Published: 4:43 pm, Fri. Mar. 10th, 2017Updated: 4:41 pm
On Day Six of National Consumer Protection Week, Attorney General Hector Balderas has issued a Scam Alert for the top scams hitting New Mexico consumers.
“During Consumer Protection Week, I’m urging New Mexicans to educate themselves about the most common scams hitting New Mexico households and how to spot them before it’s too late,” said Balderas. “Never, ever give out your personal or financial information to someone who calls or emails you.”
Top scams hitting New Mexico households

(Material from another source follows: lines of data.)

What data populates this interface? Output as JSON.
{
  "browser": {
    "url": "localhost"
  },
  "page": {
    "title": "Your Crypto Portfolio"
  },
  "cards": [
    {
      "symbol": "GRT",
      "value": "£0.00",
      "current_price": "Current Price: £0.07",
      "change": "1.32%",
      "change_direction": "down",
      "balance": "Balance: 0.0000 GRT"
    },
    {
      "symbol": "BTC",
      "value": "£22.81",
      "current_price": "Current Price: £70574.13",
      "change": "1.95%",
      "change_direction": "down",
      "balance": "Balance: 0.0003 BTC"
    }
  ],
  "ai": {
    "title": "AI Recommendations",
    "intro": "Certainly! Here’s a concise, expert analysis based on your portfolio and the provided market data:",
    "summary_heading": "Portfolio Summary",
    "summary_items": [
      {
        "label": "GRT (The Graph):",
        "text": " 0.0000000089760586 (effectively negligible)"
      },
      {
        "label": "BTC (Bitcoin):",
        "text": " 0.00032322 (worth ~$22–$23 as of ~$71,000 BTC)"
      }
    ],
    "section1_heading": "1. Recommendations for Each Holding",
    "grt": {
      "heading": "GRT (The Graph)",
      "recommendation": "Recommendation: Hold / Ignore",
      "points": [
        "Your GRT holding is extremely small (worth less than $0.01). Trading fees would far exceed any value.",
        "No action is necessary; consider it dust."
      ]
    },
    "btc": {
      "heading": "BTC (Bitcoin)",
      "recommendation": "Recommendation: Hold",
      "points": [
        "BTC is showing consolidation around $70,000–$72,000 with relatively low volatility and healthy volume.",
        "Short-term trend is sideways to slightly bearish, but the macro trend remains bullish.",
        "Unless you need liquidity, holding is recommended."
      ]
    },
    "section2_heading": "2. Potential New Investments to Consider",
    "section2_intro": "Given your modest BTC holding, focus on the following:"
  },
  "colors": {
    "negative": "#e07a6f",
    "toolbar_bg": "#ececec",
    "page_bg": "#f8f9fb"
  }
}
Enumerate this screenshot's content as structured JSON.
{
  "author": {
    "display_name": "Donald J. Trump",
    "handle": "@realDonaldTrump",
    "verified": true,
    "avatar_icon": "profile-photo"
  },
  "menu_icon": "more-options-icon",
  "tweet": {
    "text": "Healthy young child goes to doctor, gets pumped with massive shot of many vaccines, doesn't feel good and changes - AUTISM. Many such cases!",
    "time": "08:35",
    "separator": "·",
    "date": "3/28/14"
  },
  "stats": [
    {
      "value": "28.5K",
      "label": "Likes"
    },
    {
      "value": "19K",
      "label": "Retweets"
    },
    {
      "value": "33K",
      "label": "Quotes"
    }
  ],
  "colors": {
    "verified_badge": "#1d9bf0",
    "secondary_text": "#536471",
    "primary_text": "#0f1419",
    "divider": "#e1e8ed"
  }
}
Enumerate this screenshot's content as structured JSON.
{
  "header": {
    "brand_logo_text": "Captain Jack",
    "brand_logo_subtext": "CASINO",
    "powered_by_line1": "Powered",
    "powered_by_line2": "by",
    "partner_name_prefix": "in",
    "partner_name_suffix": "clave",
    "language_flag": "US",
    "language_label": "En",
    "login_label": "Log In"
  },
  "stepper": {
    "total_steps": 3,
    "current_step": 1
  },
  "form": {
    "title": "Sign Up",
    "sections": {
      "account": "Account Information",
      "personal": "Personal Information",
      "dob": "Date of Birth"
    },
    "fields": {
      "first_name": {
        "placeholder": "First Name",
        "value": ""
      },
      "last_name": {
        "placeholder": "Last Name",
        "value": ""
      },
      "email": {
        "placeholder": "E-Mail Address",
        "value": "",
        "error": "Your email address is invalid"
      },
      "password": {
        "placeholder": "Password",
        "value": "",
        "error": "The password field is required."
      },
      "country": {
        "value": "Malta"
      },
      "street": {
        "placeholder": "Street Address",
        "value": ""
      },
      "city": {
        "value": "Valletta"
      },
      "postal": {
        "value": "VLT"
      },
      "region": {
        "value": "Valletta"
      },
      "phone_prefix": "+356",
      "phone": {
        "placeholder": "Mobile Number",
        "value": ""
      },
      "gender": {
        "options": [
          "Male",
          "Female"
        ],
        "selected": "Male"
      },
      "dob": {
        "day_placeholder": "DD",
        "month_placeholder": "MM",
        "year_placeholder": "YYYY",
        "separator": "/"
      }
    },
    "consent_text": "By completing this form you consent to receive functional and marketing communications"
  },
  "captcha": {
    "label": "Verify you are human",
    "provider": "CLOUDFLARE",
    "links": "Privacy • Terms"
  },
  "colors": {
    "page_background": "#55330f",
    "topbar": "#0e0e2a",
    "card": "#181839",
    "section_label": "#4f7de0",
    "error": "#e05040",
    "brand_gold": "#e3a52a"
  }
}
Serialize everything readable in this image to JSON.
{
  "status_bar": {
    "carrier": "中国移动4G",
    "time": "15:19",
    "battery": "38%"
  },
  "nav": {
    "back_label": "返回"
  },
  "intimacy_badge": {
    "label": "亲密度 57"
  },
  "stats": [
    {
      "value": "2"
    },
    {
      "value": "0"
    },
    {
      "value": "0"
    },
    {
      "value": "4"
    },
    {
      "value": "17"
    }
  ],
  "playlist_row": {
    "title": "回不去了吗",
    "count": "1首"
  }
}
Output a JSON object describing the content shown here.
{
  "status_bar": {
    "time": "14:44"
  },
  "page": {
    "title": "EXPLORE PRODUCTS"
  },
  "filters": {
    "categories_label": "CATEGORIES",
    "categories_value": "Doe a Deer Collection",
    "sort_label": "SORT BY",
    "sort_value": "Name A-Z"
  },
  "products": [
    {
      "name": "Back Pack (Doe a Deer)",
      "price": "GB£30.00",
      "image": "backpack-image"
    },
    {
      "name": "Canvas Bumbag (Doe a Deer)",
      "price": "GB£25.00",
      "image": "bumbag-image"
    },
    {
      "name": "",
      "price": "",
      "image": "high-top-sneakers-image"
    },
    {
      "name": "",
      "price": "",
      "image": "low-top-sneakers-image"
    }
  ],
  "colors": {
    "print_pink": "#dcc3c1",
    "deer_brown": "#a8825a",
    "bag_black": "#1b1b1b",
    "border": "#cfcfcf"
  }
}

• Offers to help “expedite” consumer complaints with the Office of the Attorney General (OAG): Recently, the OAG has learned of individuals attempting to charge money to help consumers “rush or expedite” their complaint with the OAG. The OAG’s Consumer and Family Advocacy Services Division handles all consumer complaints, and there is never a fee. If you file a complaint with the OAG, someone will be in touch with you within 72 hours. Again, there is no fee for our help, and in many cases, your complaint can be resolved very quickly. Do not give money to anyone claiming to expedite a complaint you filed with our office; it’s a scam.
• Prize Scams: This scam often states that you’ve won a prize. The catch is that they need you to pay a fee to collect your prize. Be careful; sometimes this fee is called shipping and handling, processing, or something similar. If you have to pay to claim a prize, it’s likely a scam.
• Impersonating the IRS or other government entity: Be wary of anyone who calls you claiming to be with a government agency asking you for personal information or threatening you with a lawsuit or jail time. This scam can take many forms, so it is important to know that a government agency will not call you and ask for personal information over the phone. They also will not call you and demand immediate payment. Any communications from a government entity regarding a debt you may owe will first be sent in writing.
• Emails from known or unknown people asking for help: This scam takes two different forms. In one form, the email may claim to be a family member or friend who has traveled to another county and is stranded looking for help. In these cases, reach out to the family or friends (using a phone number or different email address for them) before sending money. Confirm whether or not that person is really traveling and if so, whether they are really in need of help. If a stranger contacts you directly for help, it is likely a scam. Never send money to someone you don’t know until you can confirm their identity.
If you think you have been a victim of a scam or fraud, call the OAG toll-free at 1-844-255-9210 or visit www.nmag.gov/consumer-and-family- advocacy-services.aspx.